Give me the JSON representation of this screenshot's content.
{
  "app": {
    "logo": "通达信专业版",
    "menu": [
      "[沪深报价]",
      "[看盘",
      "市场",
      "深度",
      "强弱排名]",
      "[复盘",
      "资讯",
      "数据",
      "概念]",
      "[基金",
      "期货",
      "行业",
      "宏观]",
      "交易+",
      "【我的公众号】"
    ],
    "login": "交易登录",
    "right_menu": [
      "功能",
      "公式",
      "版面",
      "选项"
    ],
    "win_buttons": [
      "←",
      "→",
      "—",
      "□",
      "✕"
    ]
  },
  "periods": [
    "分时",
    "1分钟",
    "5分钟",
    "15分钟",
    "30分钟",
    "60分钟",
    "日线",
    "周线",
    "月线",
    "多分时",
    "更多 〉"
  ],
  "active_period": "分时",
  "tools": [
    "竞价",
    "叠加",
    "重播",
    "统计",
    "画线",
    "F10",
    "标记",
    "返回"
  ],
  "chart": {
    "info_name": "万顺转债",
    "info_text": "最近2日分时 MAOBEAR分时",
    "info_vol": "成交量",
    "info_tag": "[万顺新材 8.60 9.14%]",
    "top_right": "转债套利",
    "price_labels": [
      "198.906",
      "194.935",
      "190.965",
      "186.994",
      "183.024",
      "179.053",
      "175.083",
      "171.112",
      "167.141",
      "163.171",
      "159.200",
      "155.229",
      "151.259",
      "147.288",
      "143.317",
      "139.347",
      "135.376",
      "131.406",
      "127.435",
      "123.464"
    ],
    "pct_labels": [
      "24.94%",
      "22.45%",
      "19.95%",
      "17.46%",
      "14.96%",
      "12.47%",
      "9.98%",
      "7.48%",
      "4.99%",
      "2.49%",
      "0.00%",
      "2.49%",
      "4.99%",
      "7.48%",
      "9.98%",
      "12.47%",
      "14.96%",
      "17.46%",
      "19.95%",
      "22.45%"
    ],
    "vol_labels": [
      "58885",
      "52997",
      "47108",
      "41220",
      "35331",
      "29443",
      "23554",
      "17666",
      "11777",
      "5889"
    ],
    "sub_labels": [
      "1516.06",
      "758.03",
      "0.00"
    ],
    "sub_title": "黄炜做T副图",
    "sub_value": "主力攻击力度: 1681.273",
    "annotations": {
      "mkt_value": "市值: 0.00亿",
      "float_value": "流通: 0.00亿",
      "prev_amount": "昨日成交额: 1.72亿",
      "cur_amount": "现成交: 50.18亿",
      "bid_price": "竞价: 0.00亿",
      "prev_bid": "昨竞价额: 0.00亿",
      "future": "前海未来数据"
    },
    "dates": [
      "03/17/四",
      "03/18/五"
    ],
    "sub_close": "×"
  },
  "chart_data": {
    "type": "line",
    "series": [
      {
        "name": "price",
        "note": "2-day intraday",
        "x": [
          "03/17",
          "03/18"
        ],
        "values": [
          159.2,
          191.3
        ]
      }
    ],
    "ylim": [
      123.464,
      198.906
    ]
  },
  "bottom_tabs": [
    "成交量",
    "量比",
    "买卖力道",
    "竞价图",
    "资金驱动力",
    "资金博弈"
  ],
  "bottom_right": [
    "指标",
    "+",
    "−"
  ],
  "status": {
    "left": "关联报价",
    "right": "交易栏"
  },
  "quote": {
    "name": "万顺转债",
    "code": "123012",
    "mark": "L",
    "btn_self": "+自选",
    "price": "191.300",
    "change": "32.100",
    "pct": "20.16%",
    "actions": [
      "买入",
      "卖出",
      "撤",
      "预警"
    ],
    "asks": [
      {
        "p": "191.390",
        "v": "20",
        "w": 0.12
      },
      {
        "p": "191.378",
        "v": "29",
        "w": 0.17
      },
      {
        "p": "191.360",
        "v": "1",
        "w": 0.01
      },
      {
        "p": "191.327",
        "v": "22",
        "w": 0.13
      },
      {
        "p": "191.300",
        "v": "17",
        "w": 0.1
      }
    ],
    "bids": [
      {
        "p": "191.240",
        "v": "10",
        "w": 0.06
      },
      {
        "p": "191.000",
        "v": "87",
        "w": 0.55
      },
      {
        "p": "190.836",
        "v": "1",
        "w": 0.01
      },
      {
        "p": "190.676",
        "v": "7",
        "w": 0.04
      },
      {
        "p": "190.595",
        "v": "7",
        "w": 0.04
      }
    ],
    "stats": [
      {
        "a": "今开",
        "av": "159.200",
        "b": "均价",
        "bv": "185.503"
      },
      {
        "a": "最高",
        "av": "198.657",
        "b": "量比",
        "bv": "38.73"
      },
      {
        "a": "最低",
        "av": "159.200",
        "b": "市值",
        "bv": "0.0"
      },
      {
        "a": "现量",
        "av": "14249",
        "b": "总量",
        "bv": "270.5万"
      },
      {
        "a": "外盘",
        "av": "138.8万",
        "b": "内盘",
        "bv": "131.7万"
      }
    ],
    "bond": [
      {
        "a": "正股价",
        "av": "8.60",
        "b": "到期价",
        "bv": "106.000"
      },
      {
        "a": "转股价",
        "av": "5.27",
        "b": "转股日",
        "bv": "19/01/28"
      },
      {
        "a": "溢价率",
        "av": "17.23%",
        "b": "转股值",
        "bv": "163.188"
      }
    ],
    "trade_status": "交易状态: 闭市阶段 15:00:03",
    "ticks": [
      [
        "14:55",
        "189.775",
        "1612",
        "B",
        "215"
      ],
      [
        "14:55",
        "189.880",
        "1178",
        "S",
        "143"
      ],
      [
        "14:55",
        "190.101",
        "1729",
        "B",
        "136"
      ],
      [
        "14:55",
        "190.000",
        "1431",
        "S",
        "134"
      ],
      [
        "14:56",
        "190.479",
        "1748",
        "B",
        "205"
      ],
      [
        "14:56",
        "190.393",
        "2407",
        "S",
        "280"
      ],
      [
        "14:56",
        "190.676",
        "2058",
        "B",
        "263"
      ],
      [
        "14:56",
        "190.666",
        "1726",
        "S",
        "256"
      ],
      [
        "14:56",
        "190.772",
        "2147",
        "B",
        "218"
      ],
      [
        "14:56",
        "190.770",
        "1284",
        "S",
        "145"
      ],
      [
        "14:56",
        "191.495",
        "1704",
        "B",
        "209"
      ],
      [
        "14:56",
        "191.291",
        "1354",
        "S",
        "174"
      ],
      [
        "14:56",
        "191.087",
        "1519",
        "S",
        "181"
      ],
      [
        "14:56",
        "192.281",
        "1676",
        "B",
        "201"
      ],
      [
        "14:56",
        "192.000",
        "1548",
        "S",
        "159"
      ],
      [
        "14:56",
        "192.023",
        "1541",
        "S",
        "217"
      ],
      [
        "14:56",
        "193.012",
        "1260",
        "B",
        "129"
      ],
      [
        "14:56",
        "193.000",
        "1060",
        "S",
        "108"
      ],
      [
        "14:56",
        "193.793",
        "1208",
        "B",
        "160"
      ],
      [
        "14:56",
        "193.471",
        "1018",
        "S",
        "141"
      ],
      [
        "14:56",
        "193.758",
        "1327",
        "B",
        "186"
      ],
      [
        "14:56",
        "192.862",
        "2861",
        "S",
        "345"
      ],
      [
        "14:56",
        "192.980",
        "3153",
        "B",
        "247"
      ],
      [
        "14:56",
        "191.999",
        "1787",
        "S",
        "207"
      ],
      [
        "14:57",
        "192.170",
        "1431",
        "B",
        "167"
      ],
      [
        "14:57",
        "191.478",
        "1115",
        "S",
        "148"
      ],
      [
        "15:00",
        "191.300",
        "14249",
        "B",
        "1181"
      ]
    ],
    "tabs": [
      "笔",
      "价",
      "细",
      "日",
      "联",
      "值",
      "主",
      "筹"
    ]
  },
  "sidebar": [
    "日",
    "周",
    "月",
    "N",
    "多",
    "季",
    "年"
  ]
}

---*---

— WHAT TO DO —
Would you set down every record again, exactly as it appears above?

— YOUR RESPONSE —
Give me the JSON representation of this screenshot's content.
{
  "app": {
    "logo": "通达信专业版",
    "menu": [
      "[沪深报价]",
      "[看盘",
      "市场",
      "深度",
      "强弱排名]",
      "[复盘",
      "资讯",
      "数据",
      "概念]",
      "[基金",
      "期货",
      "行业",
      "宏观]",
      "交易+",
      "【我的公众号】"
    ],
    "login": "交易登录",
    "right_menu": [
      "功能",
      "公式",
      "版面",
      "选项"
    ],
    "win_buttons": [
      "←",
      "→",
      "—",
      "□",
      "✕"
    ]
  },
  "periods": [
    "分时",
    "1分钟",
    "5分钟",
    "15分钟",
    "30分钟",
    "60分钟",
    "日线",
    "周线",
    "月线",
    "多分时",
    "更多 〉"
  ],
  "active_period": "分时",
  "tools": [
    "竞价",
    "叠加",
    "重播",
    "统计",
    "画线",
    "F10",
    "标记",
    "返回"
  ],
  "chart": {
    "info_name": "万顺转债",
    "info_text": "最近2日分时 MAOBEAR分时",
    "info_vol": "成交量",
    "info_tag": "[万顺新材 8.60 9.14%]",
    "top_right": "转债套利",
    "price_labels": [
      "198.906",
      "194.935",
      "190.965",
      "186.994",
      "183.024",
      "179.053",
      "175.083",
      "171.112",
      "167.141",
      "163.171",
      "159.200",
      "155.229",
      "151.259",
      "147.288",
      "143.317",
      "139.347",
      "135.376",
      "131.406",
      "127.435",
      "123.464"
    ],
    "pct_labels": [
      "24.94%",
      "22.45%",
      "19.95%",
      "17.46%",
      "14.96%",
      "12.47%",
      "9.98%",
      "7.48%",
      "4.99%",
      "2.49%",
      "0.00%",
      "2.49%",
      "4.99%",
      "7.48%",
      "9.98%",
      "12.47%",
      "14.96%",
      "17.46%",
      "19.95%",
      "22.45%"
    ],
    "vol_labels": [
      "58885",
      "52997",
      "47108",
      "41220",
      "35331",
      "29443",
      "23554",
      "17666",
      "11777",
      "5889"
    ],
    "sub_labels": [
      "1516.06",
      "758.03",
      "0.00"
    ],
    "sub_title": "黄炜做T副图",
    "sub_value": "主力攻击力度: 1681.273",
    "annotations": {
      "mkt_value": "市值: 0.00亿",
      "float_value": "流通: 0.00亿",
      "prev_amount": "昨日成交额: 1.72亿",
      "cur_amount": "现成交: 50.18亿",
      "bid_price": "竞价: 0.00亿",
      "prev_bid": "昨竞价额: 0.00亿",
      "future": "前海未来数据"
    },
    "dates": [
      "03/17/四",
      "03/18/五"
    ],
    "sub_close": "×"
  },
  "chart_data": {
    "type": "line",
    "series": [
      {
        "name": "price",
        "note": "2-day intraday",
        "x": [
          "03/17",
          "03/18"
        ],
        "values": [
          159.2,
          191.3
        ]
      }
    ],
    "ylim": [
      123.464,
      198.906
    ]
  },
  "bottom_tabs": [
    "成交量",
    "量比",
    "买卖力道",
    "竞价图",
    "资金驱动力",
    "资金博弈"
  ],
  "bottom_right": [
    "指标",
    "+",
    "−"
  ],
  "status": {
    "left": "关联报价",
    "right": "交易栏"
  },
  "quote": {
    "name": "万顺转债",
    "code": "123012",
    "mark": "L",
    "btn_self": "+自选",
    "price": "191.300",
    "change": "32.100",
    "pct": "20.16%",
    "actions": [
      "买入",
      "卖出",
      "撤",
      "预警"
    ],
    "asks": [
      {
        "p": "191.390",
        "v": "20",
        "w": 0.12
      },
      {
        "p": "191.378",
        "v": "29",
        "w": 0.17
      },
      {
        "p": "191.360",
        "v": "1",
        "w": 0.01
      },
      {
        "p": "191.327",
        "v": "22",
        "w": 0.13
      },
      {
        "p": "191.300",
        "v": "17",
        "w": 0.1
      }
    ],
    "bids": [
      {
        "p": "191.240",
        "v": "10",
        "w": 0.06
      },
      {
        "p": "191.000",
        "v": "87",
        "w": 0.55
      },
      {
        "p": "190.836",
        "v": "1",
        "w": 0.01
      },
      {
        "p": "190.676",
        "v": "7",
        "w": 0.04
      },
      {
        "p": "190.595",
        "v": "7",
        "w": 0.04
      }
    ],
    "stats": [
      {
        "a": "今开",
        "av": "159.200",
        "b": "均价",
        "bv": "185.503"
      },
      {
        "a": "最高",
        "av": "198.657",
        "b": "量比",
        "bv": "38.73"
      },
      {
        "a": "最低",
        "av": "159.200",
        "b": "市值",
        "bv": "0.0"
      },
      {
        "a": "现量",
        "av": "14249",
        "b": "总量",
        "bv": "270.5万"
      },
      {
        "a": "外盘",
        "av": "138.8万",
        "b": "内盘",
        "bv": "131.7万"
      }
    ],
    "bond": [
      {
        "a": "正股价",
        "av": "8.60",
        "b": "到期价",
        "bv": "106.000"
      },
      {
        "a": "转股价",
        "av": "5.27",
        "b": "转股日",
        "bv": "19/01/28"
      },
      {
        "a": "溢价率",
        "av": "17.23%",
        "b": "转股值",
        "bv": "163.188"
      }
    ],
    "trade_status": "交易状态: 闭市阶段 15:00:03",
    "ticks": [
      [
        "14:55",
        "189.775",
        "1612",
        "B",
        "215"
      ],
      [
        "14:55",
        "189.880",
        "1178",
        "S",
        "143"
      ],
      [
        "14:55",
        "190.101",
        "1729",
        "B",
        "136"
      ],
      [
        "14:55",
        "190.000",
        "1431",
        "S",
        "134"
      ],
      [
        "14:56",
        "190.479",
        "1748",
        "B",
        "205"
      ],
      [
        "14:56",
        "190.393",
        "2407",
        "S",
        "280"
      ],
      [
        "14:56",
        "190.676",
        "2058",
        "B",
        "263"
      ],
      [
        "14:56",
        "190.666",
        "1726",
        "S",
        "256"
      ],
      [
        "14:56",
        "190.772",
        "2147",
        "B",
        "218"
      ],
      [
        "14:56",
        "190.770",
        "1284",
        "S",
        "145"
      ],
      [
        "14:56",
        "191.495",
        "1704",
        "B",
        "209"
      ],
      [
        "14:56",
        "191.291",
        "1354",
        "S",
        "174"
      ],
      [
        "14:56",
        "191.087",
        "1519",
        "S",
        "181"
      ],
      [
        "14:56",
        "192.281",
        "1676",
        "B",
        "201"
      ],
      [
        "14:56",
        "192.000",
        "1548",
        "S",
        "159"
      ],
      [
        "14:56",
        "192.023",
        "1541",
        "S",
        "217"
      ],
      [
        "14:56",
        "193.012",
        "1260",
        "B",
        "129"
      ],
      [
        "14:56",
        "193.000",
        "1060",
        "S",
        "108"
      ],
      [
        "14:56",
        "193.793",
        "1208",
        "B",
        "160"
      ],
      [
        "14:56",
        "193.471",
        "1018",
        "S",
        "141"
      ],
      [
        "14:56",
        "193.758",
        "1327",
        "B",
        "186"
      ],
      [
        "14:56",
        "192.862",
        "2861",
        "S",
        "345"
      ],
      [
        "14:56",
        "192.980",
        "3153",
        "B",
        "247"
      ],
      [
        "14:56",
        "191.999",
        "1787",
        "S",
        "207"
      ],
      [
        "14:57",
        "192.170",
        "1431",
        "B",
        "167"
      ],
      [
        "14:57",
        "191.478",
        "1115",
        "S",
        "148"
      ],
      [
        "15:00",
        "191.300",
        "14249",
        "B",
        "1181"
      ]
    ],
    "tabs": [
      "笔",
      "价",
      "细",
      "日",
      "联",
      "值",
      "主",
      "筹"
    ]
  },
  "sidebar": [
    "日",
    "周",
    "月",
    "N",
    "多",
    "季",
    "年"
  ]
}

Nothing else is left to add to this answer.